Stefan Collini in The Guardian:
There must now be a risk of Berlin-fatigue setting in. This is the fourth large volume of his letters, and it comes on the back of seven collections of essays and other occasional pieces assembled by Henry Hardy before Berlin’s death in 1997, plus a further seven since. Berlin recognised that it was the devoted Hardy’s efforts that “have suddenly converted me from someone who has hardly written anything into an almost indecently prolific author”. There have also been a biography, at least two series of interviews, several full-length studies, and two Festschriften. It seems doubtful whether his writings on liberty and on value pluralism would, by themselves, have merited such a small industry of attention had he not also known everybody who was anybody. Rare is the memoir or biography of a leading intellectual or cultural figure in Britain who flourished between the 1930s and 80s in which Berlin does not make some kind of appearance. As a result, his personality may have come to seem more important than his intellectual achievements. As he cheerfully confided when about to receive yet another honour: “I do not complain; to be overestimated is not the most painful of states.”
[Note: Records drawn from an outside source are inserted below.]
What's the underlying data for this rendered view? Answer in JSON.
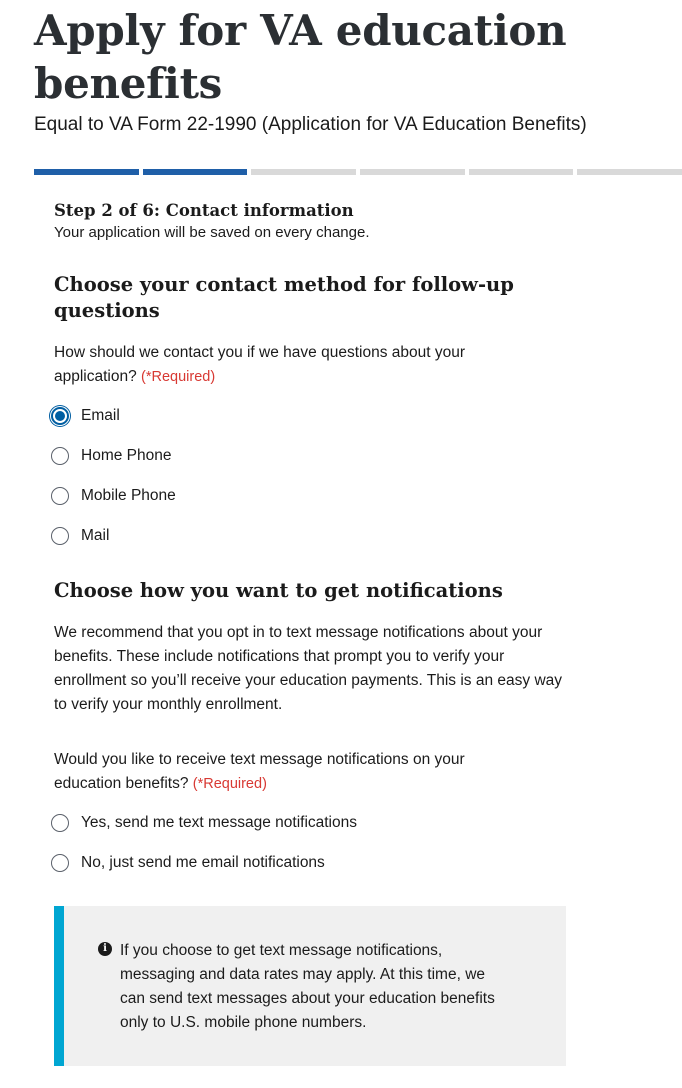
{
  "header": {
    "title": "Apply for VA education benefits",
    "subtitle": "Equal to VA Form 22-1990 (Application for VA Education Benefits)"
  },
  "progress": {
    "total_steps": 6,
    "completed_steps": 2,
    "active_color": "#1f5fa8",
    "inactive_color": "#d9d9d9"
  },
  "step": {
    "heading": "Step 2 of 6: Contact information",
    "note": "Your application will be saved on every change."
  },
  "contact_method": {
    "heading": "Choose your contact method for follow-up questions",
    "question": "How should we contact you if we have questions about your application?",
    "required_label": "(*Required)",
    "options": [
      {
        "label": "Email",
        "selected": true
      },
      {
        "label": "Home Phone",
        "selected": false
      },
      {
        "label": "Mobile Phone",
        "selected": false
      },
      {
        "label": "Mail",
        "selected": false
      }
    ]
  },
  "notifications": {
    "heading": "Choose how you want to get notifications",
    "intro": "We recommend that you opt in to text message notifications about your benefits. These include notifications that prompt you to verify your enrollment so you’ll receive your education payments. This is an easy way to verify your monthly enrollment.",
    "question": "Would you like to receive text message notifications on your education benefits?",
    "required_label": "(*Required)",
    "options": [
      {
        "label": "Yes, send me text message notifications",
        "selected": false
      },
      {
        "label": "No, just send me email notifications",
        "selected": false
      }
    ]
  },
  "alert": {
    "icon": "info-icon",
    "text": "If you choose to get text message notifications, messaging and data rates may apply. At this time, we can send text messages about your education benefits only to U.S. mobile phone numbers.",
    "accent_color": "#00a6d2"
  },
  "colors": {
    "required": "#d83933",
    "radio_selected": "#005ea2"
  }
}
As a historian of ideas, Berlin was wide-ranging, even learned in an eccentric way, but that way was far removed from the contemporary academic model of specialised “research”. He moved easily in the company of the thinkers from the 18th and 19th centuries who most interested him – figures such as Vico, Herder and his great hero, the Russian liberal Alexander Herzen. He understood the outlook of such writers, drawing on a kind of intellectual empathy to reanimate their ideas for later generations, but he did not build up a thickly textured context of lesser minds or grub around in archives. Though he was well informed about the intellectual history of the period from the late 19th to the late 20th centuries, he found it much less congenial, regarding it as, at best, a silver age, at worst a thin epilogue to the main action. As he confessed to one correspondent: “I feel firmly tied to the values of the 19th century.”
That allegiance could make the famously genial Berlin a surprisingly dyspeptic observer of the late 20th century.